If you’re wondering why the generation of Kashmiris born in the 1990s are fearless, it is because their fear was killed in the form of a father, a brother, a friend, a neighbour or a cousin. If you’re wondering why the generation of 1990s don’t remain quiet, it is because they are witnesses to the tyranny. It is not because we were taught to hate, we have known no reason to love the occupation. Our hands have smeared the blood of our friends who were killed in 2010. This generation of Kashmiris was born in the era of checkpoints and concertina wires; harassment and beatings with gun-butts: who have seen death in their eyes. Their childhood was murdered by the occupation. Hence they have lost the sense of fear.
Our dreams to be free are not-negotiable. If these flowers who were buds in the 1990s have blossomed into voices, the Indian state cannot crush them. Even if they do, their aroma would spread more and more. These witnesses of tyranny will witness the dawn of their freedom. Insha Allah.
There are times in our childhood, when we were stubborn. I was a stubborn kid too, maybe I still am. If I set my sights on something or if I felt like doing something I did it. Like looking at the Pomegranate Juice shop in Central Market of Delhi, looking at my father and he got the signal. If I wanted to climb a tree, I would do it no matter how high it was or if I wanted to cycle through the muddy clogged water on streets during rains I would do it.
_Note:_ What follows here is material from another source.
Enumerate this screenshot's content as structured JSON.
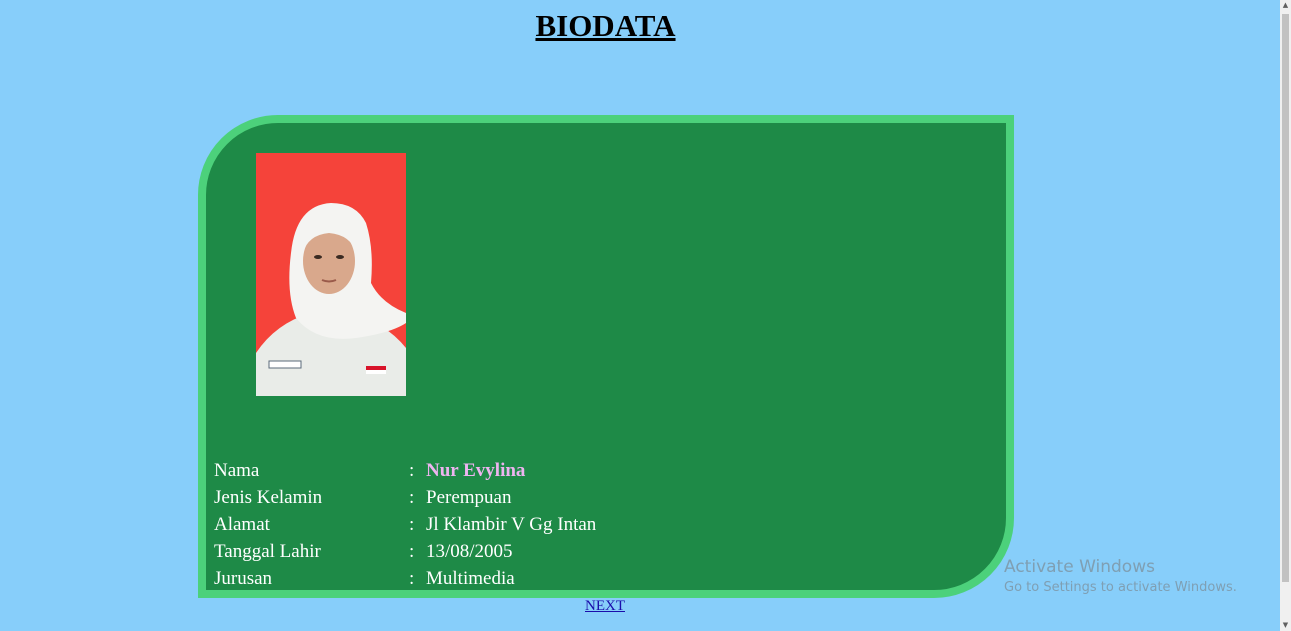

If I wanted candies, I would go away from home and look at the candy jar of the shopkeeper, and buy them with the 1 rupee coins that I collected from; under the carpets, in the closets, in old clothes, in socks or anywhere where I would put the money (usually to hide it from my brother).